Monkeyville wasn't the only story with eerie parallels to the present. I found British hooligans making nuisances of themselves on the continent, and the enormous cost to the taxpayer of the mass-slaughter of diseased cattle (tuberculosis, not foot and mouth or bird flu, was the animal affliction of the moment). Some unlucky hack had been sent across London to see how long it would take to get from Marble Arch to Liverpool Street at 11.30 in the morning. He spent 52 minutes behind the wheel, including the 12 minutes it took to cross Tottenham Court Road -- a time that would raise few eyebrows today. Though there was the occasional grocery barrow to contend with on his nightmare drive, at least he didn't have to risk encountering one of Mayor Ken Livingstone's unlovable new "bendy buses."

In the parliamentary section I read that Conservative M.P. Sir Robert Gower intends to ask a question about the British Broadcasting Company. At the time solely a radio broadcaster, then as now it was funded by a licence fee. Gower wanted to ask the minister responsible whether, in view of the profits made by the BBC over the past year, a reduction in the fee would be in order. The BBC's funding is still hotly debated today -- so when was the golden age of consensus on our public service broadcaster? It never existed.

Among the letters, a Major Bagley holds forth on the lamentable record of Great Britain's sporting representatives before attempting to explain "why foreigners win". The reason, he claims, is the lack of "organised games" in all but the best schools and universities in the UK. To anyone who follows the British press today, hand-wringing about our international sporting performance and the 'crisis' of physical education in schools is familiar background noise, though the Ashes victory and successful Olympic bid may have produced a brief lull.

On the back pages, America reappears, but this time the mind of the tourist, not the Tennessee farmer, is dissected. To understand the annual influx of visitors from the U.S., Europeans need look no further than the tedious uniformity of American culture: it doesn't matter where you are in the States, "buildings, furniture and clothes are everywhere identical, and language is too". It is the variety of the old world that attracts them, though with prohibition in full swing, the chance to sink a few can't have been far from their minds.

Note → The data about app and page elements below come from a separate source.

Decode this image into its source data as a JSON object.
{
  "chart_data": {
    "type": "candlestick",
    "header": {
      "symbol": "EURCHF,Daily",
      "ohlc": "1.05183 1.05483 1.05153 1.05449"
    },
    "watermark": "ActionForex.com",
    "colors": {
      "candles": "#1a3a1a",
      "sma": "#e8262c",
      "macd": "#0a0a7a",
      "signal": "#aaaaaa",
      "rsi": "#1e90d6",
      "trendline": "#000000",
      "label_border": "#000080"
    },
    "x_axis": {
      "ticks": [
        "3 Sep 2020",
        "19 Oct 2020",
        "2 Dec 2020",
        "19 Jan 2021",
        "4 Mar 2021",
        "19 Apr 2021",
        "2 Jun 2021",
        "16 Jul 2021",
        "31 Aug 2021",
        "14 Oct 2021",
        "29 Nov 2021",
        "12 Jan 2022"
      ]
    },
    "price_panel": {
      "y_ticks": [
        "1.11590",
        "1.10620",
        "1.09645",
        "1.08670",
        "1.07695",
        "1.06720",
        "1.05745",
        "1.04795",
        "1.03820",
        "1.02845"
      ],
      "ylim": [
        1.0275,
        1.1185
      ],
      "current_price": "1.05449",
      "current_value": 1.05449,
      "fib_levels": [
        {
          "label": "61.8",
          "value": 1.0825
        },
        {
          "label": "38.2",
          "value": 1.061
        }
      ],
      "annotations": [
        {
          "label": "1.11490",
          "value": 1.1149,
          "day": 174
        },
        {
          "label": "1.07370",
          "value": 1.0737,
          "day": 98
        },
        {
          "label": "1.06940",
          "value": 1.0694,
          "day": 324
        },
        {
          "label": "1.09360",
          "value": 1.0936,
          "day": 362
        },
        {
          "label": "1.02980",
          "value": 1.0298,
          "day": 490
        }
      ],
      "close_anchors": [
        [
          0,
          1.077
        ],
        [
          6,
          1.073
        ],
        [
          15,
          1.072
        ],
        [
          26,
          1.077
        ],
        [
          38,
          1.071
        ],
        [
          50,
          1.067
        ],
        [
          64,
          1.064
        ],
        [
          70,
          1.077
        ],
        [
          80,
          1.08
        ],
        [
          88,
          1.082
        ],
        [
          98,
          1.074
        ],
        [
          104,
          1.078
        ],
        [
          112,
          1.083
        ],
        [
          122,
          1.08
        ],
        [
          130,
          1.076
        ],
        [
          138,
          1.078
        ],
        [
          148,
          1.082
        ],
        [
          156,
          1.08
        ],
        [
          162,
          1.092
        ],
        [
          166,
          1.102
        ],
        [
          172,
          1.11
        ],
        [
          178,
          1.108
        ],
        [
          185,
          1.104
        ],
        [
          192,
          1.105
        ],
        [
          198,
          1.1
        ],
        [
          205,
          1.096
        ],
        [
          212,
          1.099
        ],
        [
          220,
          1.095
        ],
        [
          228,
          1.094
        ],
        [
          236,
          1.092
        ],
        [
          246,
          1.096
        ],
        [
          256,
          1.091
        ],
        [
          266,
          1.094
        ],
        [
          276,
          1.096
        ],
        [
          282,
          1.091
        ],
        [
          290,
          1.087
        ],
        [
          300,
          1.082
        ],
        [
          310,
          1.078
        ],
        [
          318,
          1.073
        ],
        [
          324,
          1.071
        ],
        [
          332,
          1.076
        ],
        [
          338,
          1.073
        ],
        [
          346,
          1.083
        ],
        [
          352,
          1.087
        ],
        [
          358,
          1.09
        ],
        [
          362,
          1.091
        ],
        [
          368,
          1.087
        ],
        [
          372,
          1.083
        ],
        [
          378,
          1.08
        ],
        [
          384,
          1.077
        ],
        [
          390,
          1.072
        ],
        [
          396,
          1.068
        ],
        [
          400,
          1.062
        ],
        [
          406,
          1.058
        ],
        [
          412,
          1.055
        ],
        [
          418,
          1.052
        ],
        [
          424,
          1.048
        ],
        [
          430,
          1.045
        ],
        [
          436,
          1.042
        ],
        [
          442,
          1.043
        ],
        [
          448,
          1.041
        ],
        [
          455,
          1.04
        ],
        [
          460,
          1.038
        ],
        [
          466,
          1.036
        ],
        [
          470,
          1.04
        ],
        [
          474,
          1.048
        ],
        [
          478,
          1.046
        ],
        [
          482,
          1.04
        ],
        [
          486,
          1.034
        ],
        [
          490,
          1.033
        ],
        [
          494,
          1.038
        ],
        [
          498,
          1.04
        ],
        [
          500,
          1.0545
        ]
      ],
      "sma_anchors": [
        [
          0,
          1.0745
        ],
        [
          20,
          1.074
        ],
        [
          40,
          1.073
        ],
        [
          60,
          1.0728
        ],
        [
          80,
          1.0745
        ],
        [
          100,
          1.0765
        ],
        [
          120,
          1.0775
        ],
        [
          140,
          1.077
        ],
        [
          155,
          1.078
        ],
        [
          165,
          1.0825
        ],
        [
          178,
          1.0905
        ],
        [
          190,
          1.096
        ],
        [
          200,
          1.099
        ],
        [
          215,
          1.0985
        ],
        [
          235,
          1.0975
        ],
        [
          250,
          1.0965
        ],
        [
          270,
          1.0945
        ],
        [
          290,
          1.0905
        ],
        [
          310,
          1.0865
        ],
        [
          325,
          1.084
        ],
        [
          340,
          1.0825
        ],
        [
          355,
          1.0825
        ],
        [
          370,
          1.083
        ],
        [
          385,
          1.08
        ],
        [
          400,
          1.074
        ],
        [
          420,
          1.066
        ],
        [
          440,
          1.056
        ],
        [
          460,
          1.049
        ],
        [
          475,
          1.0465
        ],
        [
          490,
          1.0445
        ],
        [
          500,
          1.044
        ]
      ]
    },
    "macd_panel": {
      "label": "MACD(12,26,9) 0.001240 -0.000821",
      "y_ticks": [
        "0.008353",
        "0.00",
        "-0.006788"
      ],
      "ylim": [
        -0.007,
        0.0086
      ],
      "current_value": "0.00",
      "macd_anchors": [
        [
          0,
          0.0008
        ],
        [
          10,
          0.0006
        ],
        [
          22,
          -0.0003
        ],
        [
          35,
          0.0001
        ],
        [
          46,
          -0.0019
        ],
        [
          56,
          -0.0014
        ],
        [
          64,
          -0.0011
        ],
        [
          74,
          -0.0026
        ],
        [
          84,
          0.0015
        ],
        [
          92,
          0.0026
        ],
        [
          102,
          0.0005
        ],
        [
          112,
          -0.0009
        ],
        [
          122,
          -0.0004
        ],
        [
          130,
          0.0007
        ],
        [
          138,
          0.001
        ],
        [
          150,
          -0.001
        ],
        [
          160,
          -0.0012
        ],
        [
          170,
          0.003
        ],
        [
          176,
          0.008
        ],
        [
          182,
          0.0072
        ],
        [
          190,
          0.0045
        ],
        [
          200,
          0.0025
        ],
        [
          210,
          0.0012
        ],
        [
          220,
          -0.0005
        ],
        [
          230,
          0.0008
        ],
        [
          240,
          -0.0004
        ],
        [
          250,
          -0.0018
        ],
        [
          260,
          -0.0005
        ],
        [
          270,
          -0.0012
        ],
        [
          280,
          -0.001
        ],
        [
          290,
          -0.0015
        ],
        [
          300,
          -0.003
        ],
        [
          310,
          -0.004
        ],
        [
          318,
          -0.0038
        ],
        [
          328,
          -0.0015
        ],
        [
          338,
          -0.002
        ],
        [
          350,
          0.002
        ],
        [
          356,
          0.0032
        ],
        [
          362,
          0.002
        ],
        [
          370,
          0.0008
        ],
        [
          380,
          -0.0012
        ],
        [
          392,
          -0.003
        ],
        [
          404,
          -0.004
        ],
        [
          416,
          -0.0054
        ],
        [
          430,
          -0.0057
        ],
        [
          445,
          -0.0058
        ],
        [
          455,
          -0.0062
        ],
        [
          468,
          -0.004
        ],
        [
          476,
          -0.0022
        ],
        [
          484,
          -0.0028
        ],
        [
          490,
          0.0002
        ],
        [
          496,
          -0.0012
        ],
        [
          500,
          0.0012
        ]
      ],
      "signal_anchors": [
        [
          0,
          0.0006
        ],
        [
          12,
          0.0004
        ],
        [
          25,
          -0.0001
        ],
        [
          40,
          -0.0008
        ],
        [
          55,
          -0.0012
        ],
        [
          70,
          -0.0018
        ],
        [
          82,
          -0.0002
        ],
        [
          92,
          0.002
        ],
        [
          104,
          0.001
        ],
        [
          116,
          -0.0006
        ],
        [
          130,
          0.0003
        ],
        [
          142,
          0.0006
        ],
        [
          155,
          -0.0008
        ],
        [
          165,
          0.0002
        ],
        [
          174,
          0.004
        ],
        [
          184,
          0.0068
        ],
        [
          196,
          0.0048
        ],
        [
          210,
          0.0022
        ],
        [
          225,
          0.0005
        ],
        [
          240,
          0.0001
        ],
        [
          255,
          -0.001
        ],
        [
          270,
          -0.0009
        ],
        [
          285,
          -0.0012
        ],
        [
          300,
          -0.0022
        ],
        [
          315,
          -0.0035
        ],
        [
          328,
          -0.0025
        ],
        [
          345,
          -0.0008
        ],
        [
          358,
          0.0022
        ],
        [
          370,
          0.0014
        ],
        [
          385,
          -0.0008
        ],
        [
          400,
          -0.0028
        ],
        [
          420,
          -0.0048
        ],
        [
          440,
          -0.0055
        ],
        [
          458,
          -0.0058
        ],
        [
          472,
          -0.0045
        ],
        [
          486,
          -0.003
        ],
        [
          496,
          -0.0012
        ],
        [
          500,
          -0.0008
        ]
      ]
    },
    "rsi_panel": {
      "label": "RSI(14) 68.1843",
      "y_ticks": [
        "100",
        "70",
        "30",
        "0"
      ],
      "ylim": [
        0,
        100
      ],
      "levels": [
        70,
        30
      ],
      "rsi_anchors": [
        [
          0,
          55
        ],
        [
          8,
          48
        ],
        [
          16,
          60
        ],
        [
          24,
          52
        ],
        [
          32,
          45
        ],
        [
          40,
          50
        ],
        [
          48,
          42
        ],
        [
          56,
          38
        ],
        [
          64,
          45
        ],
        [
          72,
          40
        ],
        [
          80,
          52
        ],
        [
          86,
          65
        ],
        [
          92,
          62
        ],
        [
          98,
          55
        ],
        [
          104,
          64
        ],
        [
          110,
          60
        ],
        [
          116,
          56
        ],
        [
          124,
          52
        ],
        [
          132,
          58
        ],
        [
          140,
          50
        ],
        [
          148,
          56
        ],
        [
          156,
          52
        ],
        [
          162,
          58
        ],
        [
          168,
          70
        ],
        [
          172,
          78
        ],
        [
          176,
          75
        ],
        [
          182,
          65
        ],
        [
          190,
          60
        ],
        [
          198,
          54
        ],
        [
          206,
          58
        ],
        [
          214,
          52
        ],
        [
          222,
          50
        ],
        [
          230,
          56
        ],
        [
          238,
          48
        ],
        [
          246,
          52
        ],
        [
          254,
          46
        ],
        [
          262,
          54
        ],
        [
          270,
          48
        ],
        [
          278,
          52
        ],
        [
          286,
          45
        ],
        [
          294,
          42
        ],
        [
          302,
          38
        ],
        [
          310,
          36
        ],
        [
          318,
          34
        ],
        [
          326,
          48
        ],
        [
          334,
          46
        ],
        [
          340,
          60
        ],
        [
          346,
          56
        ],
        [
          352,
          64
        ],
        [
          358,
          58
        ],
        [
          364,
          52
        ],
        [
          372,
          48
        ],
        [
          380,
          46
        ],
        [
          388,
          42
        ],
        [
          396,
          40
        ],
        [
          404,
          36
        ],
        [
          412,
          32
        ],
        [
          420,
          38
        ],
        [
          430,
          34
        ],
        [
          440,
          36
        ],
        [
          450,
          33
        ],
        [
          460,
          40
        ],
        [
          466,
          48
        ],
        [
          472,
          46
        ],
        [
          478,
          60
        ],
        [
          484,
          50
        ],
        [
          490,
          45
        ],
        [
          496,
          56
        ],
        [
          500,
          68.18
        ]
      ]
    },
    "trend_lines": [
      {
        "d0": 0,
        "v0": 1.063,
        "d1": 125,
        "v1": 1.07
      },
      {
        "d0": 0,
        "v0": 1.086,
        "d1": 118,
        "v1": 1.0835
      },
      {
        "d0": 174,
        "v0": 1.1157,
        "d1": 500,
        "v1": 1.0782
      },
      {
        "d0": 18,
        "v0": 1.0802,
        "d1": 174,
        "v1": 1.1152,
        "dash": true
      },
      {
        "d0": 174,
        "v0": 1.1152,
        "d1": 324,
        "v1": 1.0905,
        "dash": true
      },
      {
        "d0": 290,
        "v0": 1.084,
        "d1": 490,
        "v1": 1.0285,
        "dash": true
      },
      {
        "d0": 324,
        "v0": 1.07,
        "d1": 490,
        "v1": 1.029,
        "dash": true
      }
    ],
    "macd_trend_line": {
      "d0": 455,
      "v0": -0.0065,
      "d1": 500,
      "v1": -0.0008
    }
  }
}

But something odd is afoot; parts of London, Paris and Rome are beginning to look the same as well, the same as everywhere else, that is. "The imposing new Regent Street, for example, that has arisen in the last few years might just as well be a piece of Winnipeg or Sydney as of London." Anxiety about globalisation, a favourite 21st-century preoccupation, was already in full swing in 1925. Many now see the classical canyon of Regent's Street as the epitome of Grand Old England and instead deride the proliferation of Norman Foster's glass blobs. The objects are different, but the sentiment is the same.

Browsing my old newspaper I wonder at the egotism in assuming we are the first to experience anything. It seems bizarre that the surprise is fresh every time we are reminded that people in the past were just like us. Here is reason not to take the media's frequent predictions of doom, disaster and cultural decline too seriously. There are some things, you could argue, that genuinely are new: modern weapons, AIDS or global warming. But on examination, how similar even these problems are to the challenges faced by earlier generations: no small comfort -- they survived them, after all. The man on the street in 1925 was as beset by uncertainties as we are. The prospect of another, much more frightening war loomed large, and everyday tribulations, the traffic, the economy, the loss of old ways of life, were stories beloved of editors then as now.

My advice, the next time you're anxious about the rise of creationism, cloned coffee shops or the state of the world in general, is to go to the library and ask to see a copy of a daily paper from 1930, 1910 or even 1860. The longer view may be the more realistic.

David Shariatmadari is a freelance writer who studied lingusitics at Cambridge University and the School of Oriental and African Studies, London.